Psychology DEPartment COMMITMENT TO DIVERSITY, equity and Inclusion
The Department of Psychology at St. Olaf College commits itself to anti-racism, and to action to promote diversity, equity and inclusion based on ethnicity, race, gender, gender expression, or any element of a person’s identity.
The discipline of Psychology and its practitioners have an obligation to deeply consider the ways the human experience has not been equitable and inclusive for Black, Indigenous, People of Color, members of the LGBTQ+ community, and people of all identities, both historically and currently. We acknowledge the historical and current systemic barriers that create and perpetuate these inequalities. We commit to dismantling these barriers in our classrooms and curriculum, as an important step toward challenging these barriers more broadly on campus and in our society.
As a key part of this process, we are open to conversations, suggestions, critique, and complaints about the curriculum and other aspects we are responsible for, and will hold ourselves accountable to document and respond to these. Comments can be sent anonymously to Department Chair, Gary Muir <firstname.lastname@example.org>, using the link here.
HIGHLIGHTING Psychology DEPartment FACULTY ACTIONS CURRENTLY AND FROM THE LAST TWO YEARS TO promote DIVERSITY, equity and Inclusion
- The Psychology Department identified acting on issues of anti-racism as one of the major tasks of our department for 2020-21 in our departmental retreat prior to the semester starting, and in our August meetings. Individual faculty have been participating in anti-racist training, and we have been discussing events the whole department can engage in, some (such as a reading group) with the goal of bringing faculty and students in psychology together around this issue. In addition, each of us has renewed our commitment to identifying and enhancing ways our classes support equity and inclusion.

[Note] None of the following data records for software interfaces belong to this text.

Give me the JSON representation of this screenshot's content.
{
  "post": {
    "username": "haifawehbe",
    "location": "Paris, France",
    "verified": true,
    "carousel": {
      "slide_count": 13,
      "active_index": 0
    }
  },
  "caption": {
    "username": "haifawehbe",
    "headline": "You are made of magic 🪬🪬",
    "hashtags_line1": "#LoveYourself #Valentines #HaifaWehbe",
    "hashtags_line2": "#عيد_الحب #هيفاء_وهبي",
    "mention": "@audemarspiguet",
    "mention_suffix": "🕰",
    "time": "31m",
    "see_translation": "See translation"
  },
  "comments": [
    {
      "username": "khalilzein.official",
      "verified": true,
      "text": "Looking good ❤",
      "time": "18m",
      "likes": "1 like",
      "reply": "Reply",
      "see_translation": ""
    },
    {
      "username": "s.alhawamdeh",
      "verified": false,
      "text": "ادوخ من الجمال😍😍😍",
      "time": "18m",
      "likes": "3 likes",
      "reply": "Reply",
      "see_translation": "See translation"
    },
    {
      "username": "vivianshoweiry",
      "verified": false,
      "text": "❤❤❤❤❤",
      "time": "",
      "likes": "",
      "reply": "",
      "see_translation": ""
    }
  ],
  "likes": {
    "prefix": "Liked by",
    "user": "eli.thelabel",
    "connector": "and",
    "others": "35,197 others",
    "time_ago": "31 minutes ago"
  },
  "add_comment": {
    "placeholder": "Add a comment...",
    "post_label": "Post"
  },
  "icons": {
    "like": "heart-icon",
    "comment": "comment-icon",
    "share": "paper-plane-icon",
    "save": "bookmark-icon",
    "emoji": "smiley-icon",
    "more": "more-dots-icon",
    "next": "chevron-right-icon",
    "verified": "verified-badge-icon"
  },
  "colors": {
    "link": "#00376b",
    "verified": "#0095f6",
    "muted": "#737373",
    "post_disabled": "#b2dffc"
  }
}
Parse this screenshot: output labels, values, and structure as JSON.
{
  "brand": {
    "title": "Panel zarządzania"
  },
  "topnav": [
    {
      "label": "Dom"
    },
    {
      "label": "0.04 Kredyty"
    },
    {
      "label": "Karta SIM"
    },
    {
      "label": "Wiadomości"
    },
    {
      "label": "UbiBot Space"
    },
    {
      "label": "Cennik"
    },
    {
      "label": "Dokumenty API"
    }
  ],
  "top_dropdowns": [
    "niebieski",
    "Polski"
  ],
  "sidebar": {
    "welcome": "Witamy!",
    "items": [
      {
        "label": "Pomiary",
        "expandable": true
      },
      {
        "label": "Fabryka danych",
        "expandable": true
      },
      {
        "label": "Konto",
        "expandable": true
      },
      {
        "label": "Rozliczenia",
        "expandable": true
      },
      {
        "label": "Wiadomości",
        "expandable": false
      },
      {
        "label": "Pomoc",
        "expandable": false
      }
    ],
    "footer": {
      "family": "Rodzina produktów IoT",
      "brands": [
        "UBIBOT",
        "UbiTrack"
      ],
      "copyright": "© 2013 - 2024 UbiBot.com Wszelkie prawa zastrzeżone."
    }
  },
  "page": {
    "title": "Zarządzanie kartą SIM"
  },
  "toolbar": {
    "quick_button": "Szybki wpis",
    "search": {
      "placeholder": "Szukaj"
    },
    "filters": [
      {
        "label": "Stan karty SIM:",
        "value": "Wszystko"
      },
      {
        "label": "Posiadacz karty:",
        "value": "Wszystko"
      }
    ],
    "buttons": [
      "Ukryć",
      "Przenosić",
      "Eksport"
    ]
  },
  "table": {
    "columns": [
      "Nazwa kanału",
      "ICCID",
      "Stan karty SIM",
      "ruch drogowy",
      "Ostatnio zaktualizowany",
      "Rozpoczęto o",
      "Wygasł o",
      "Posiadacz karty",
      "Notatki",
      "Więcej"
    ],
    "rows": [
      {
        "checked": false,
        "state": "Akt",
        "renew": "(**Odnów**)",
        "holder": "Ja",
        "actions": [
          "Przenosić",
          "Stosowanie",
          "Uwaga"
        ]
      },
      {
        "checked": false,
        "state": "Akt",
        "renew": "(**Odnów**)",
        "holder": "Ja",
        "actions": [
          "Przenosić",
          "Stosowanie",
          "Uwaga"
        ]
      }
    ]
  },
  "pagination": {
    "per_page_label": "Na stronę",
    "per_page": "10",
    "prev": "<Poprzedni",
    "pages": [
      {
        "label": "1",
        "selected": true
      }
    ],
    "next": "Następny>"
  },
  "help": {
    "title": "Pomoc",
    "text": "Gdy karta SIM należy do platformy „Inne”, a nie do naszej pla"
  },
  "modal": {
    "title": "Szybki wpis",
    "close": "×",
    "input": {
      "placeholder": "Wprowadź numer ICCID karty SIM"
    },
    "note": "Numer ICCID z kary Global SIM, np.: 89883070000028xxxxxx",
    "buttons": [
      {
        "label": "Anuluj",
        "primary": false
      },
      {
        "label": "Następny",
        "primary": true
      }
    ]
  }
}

- The department continues our grant-funded initiative, Diversify Psychology (which began in 2018 as a To Include is to Excel project), including reviewing our course offerings and updating course descriptions, syllabi, and class materials, so that our curriculum, teaching practices, and departmental culture are consistent with our goals of diversity, inclusivity, and equity.
- Psychology faculty continue to serve in leadership roles on various committees/groups engaged in college work towards equity and inclusion. For example, Jeremy Loebach served on the Council on Equity and Inclusion and will continue to do so this year. Grace Cho served on the To Include is to Excel (TIITE) advisory group and will continue to do so this year. Gary Muir and Jess Petok have served on the Faculty Life Committee, which has been tasked with addressing issues brought forward by BIPOC faculty colleagues. Carlo Veltri is an associate on a TIITE project to curate anti-racist teaching resources for faculty across campus.
- Our faculty continue to participate in a variety of diversity-related workshops and discussions organized by CILA, the Taylor Center, and TRIO McNair. For example, Jess Benson facilitated a Cultural Conversation on students’ experiences with stereotyping and discrimination, and Jeremy Loebach co-facilitated a disscussion on attending the Academics for Black Survival and Wellness series workshop this summer. Our faculty members serve as mentors and advisors to students from diverse racial, ethnic and socioeconomic backgrounds. For example, nine of our current permanent faculty have worked with and mentored McNair scholars, and continue to do so. Our faculty have also supervised GSEF students and several students’ IS/IR/DUR projects on issues related to culture and diversity.
- We have used our Olaf and Juta Millert Memorial Speaker Series to showcase influential work in psychology, with over a third highlighting researchers who have promoted our understanding of the complex role of culture and diversity in our beliefs, behaviors, and practices. For example, we were delighted to welcome Dr. Claude Steele (Stanford University) to our campus on Oct. 7-8, 2019. Dr. Steele is a prominent social psychologist, best known for his work on stereotype threat and its application to minority student achievement. In addition to an extremely well-attended talk on “Stereotype Threat and Identity Threat: The Science of a Diverse Community”, Dr. Steele met with students and faculty, as well as the Council on Equity and Inclusion and Taylor Center director and staff.
- Our department continues to offer multiple courses that focus on diversity and culture. Some examples include Psych 220/Socioemotional Development in Cultural Context (Cho), Psych 254/Culture and Place in Psychology (McMillan), ID 271/Frontiers in Aging (Petok), and Psych 390/Social-Psychological Issues of Diversity (Benson). Moreover, Dana Gross has developed a new course Psych 232/Gender Equality in Norway to be offered Interim 2021 that will examine topics related to diversity and culture.